Wednesday, November 6, 2013
Finding your muse in hyper space...
If you write sci-fi or otherworldly stuff in general, you're not a real writer, they say.
My own mother has said to me: "It must be easy to be a science fiction writer; you don't have to worry about character depth or motivation or anything like that, just the sci-fi stuff." Ugh. That really hurts.
Writing science fiction or fantasy does present a set of unique challenges for any writer. As with any kind of fiction, if it's a story worth telling at all, you have to know your characters, what drives them, how they'll react to whatever situations you put them in, how they'll adapt, how they'll grow. What's different about SF and fantasy is that it puts the point-of-view character in a world that's completely unfamiliar to the audience. At least, one they don't physically live in or have to cope with. So, of course, it's harder to make the reader identify with your characters, much less care about them. Sometimes, it helps if the character is like a typical member of the reading public who suddenly finds him or herself dropped into some alien world, Alice down the rabbit-hole style. The greater challenge is when the protagonist is part of the imaginary world you create.
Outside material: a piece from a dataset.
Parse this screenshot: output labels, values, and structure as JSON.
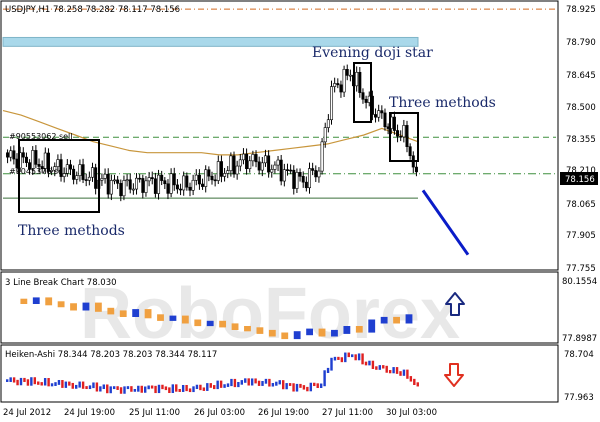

You have to set the rules of that world, explain how it came about, and in a way that flows with the story so as not to bore the audience. You have to put the reader right there with the character, and make them understand how this character grew up in that world, how it shaped him or her, and most importantly, make the reader ask him or herself: "How would I react in that situation?"
Two films are in the public eye right now: "Twelve Years a Slave," which tells the real-life story of a free man illegally sold into slavery in the 1840's, and "Ender's Game," which is an adaptation of a science fiction novel. One draws from life, the other from imagination, but both offer the same challenge: How to put the audience in a situation alien to their daily lives and make them feel what is being felt, either by a nineteenth century free man facing the hellish nightmare of waking up a slave, or by a young boy facing another hellish nightmare, pulled from his family and trained to fight in a genocidal war on another planet. For writers, (and actors as well, I'd imagine) the challenge is always getting inside the character's skin, no matter how outlandish the outward situation, and bringing the audience in there with you. Bringing a totally unfamiliar situation to life in a timeless way is the test of the writer's ability.
The key difference of science fiction from mainstream fiction is of course that in mainstream, the character's place in the real world, past or contemporary is part of the flow of history that shapes all of us; the audience has a connection with it. Science fiction, especially the far-flung future variety, presents a theory or speculation of where we might be going as a people (some readers just don't want to go there; they just want to experience life day to day.) But, the moral, psychological and spiritual issues presented in a story that puts people in a hypothetical situation of the future is every bit as real and valid (if well though out; that's the other challenge of SF) as a story drawn from history.
"Twelve Years a Slave" brutally depicts the cruelty that we already know human beings are capable of committing against their fellows when the world they're living in teaches them that 'those others' are less that human. Once that's socially programmed in, it always brings out the worst in the weakest of us, because it's self-serving and convenient, especially in hard times when you have someone else to blame for your own failures. "Ender's Game" depicts a situation in which the completely hypothetical 'others' really are inhuman. Humanity unites (sort of) in a common struggle against an alien enemy we can't understand or identify with. Or, can we? It's a story about sending children off to war. Putting aside the expensive special effects of space ships zapping each other over alien planets, the essence of that subject is of course drawn from reality; we know (or think we know) something of the suffering of child soldiers. In the movie, the story doesn't take place in some impoverished African village, but on gleaming futuristic space stations where the kids are trained to kill in theory, with video games. Their trainers watch them on hidden vid screens, arguing complex psychological stratagems of which emotional strings to pull, of which primal needs in these kids to tap into so as to turn them into the most efficient killers. It's a cold, clinical dissection of how human evil works.
It's easier to put the audience into the skin of the man who actually feels the whip on his back, feels the shackles on his wrists and ankles. We feel the pain of the boy, too, in the young actor's tears of guilt when he nearly kills another trainee in a fight. But, diffused through the high-tech wizardry of computer-generated illusion, and the maze of mysterious dream images that have to be navigated and interpreted, it's harder to get the point across to the audience with sufficient force. "Ender's Game" makes its moral and philosophical point, but somehow, it never lays the necessary groundwork to drive the cruel 'aha' surprise at the end into our hearts with the same pain that the young protagonist feels at the end. It comes part of the way, in the course of the boy's training, in forcing our society to morally question the philosophy of kicking an enemy when he's down, to make sure he never gets up to threaten us again another day. A timeless moral question, to be sure, and an ambitious attempt. But, in the end, I feel they depended too much on the dream-like visual and neglected the human core; it came across as a myth telling a moral, but not a real story of flesh and blood.
That's really the challenge of science fiction and fantasy; Daring to do the story for real, in however fantastic a setting, and doing what all writers have to do: Really showing, not just telling. I say, go all the way, or don't try to go at all.